1A member of a North American Indian people inhabiting parts of eastern Maine and, formerly, southwestern New Brunswick.
- ‘He was an ethnologist and he recorded all of these songs and tales of the Passamaquoddy Indians.’
- ‘Representatives of Maine's Penobscot and Passamaquoddy Indians, who assisted the Maliseets in their negotiations with the state, attended the ceremony.’
- ‘But both the Atlantic Policy Congress and Akagi say the St. Croix Scoodic band of the Passamaquoddy in Canada never ceded its traditional territory throughout 200 years of continuous encroachment by the province and town.’
2The Algonquian language of the Passamaquoddy.
Relating to the Passamaquoddy or their language.
- ‘The town and the federal government maintain there is no Passamaquoddy band in Canada.’
- ‘The issue of whether non-status persons of Mi'kmaq, Maliseet, and Passamaquoddy ancestry are entitled to treaty rights affirmed by Marshall must be resolved;’
- ‘The Passamaquoddy and Penobscot tribes send to the Maine legislature a representative who is permitted to speak only on matters connected with the affairs of the Indian reservations.’
- ‘Akagi, whose mother was ‘half Native ‘and his father Japanese, said that although there supposedly are no Passamaquoddy people in St. Andrews, the town nonetheless did not charge his family property tax when his mother was alive.’’
- ‘Later, at a senior's hall in nearby Mace's Bay, we discussed CBM efforts in local scallop management and met with Hugh Akagi, Chief of the Passamaquoddy First Nation.’

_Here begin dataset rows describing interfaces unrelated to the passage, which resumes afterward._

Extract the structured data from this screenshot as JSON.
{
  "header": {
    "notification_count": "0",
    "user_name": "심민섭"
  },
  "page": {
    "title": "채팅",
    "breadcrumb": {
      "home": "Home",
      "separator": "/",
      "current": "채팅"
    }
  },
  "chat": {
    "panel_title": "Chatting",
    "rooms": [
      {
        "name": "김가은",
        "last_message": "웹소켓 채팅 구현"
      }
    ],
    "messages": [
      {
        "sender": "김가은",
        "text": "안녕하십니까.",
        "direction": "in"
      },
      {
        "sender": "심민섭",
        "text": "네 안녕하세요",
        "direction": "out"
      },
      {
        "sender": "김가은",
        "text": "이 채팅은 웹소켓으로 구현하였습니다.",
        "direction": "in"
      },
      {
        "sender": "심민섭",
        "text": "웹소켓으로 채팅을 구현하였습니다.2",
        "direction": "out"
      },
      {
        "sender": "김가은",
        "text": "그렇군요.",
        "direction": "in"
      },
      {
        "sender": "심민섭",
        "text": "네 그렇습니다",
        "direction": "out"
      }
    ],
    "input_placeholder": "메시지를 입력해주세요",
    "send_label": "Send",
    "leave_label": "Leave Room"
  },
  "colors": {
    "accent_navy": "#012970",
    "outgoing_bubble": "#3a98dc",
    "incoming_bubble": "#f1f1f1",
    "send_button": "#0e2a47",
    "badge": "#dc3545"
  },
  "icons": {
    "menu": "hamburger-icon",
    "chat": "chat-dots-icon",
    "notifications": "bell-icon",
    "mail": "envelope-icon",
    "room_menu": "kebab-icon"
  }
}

From a Micmac name for Passamaquoddy Bay, literally ‘place where pollack are plentiful’.
We take a look at several popular, though confusing, punctuation marks.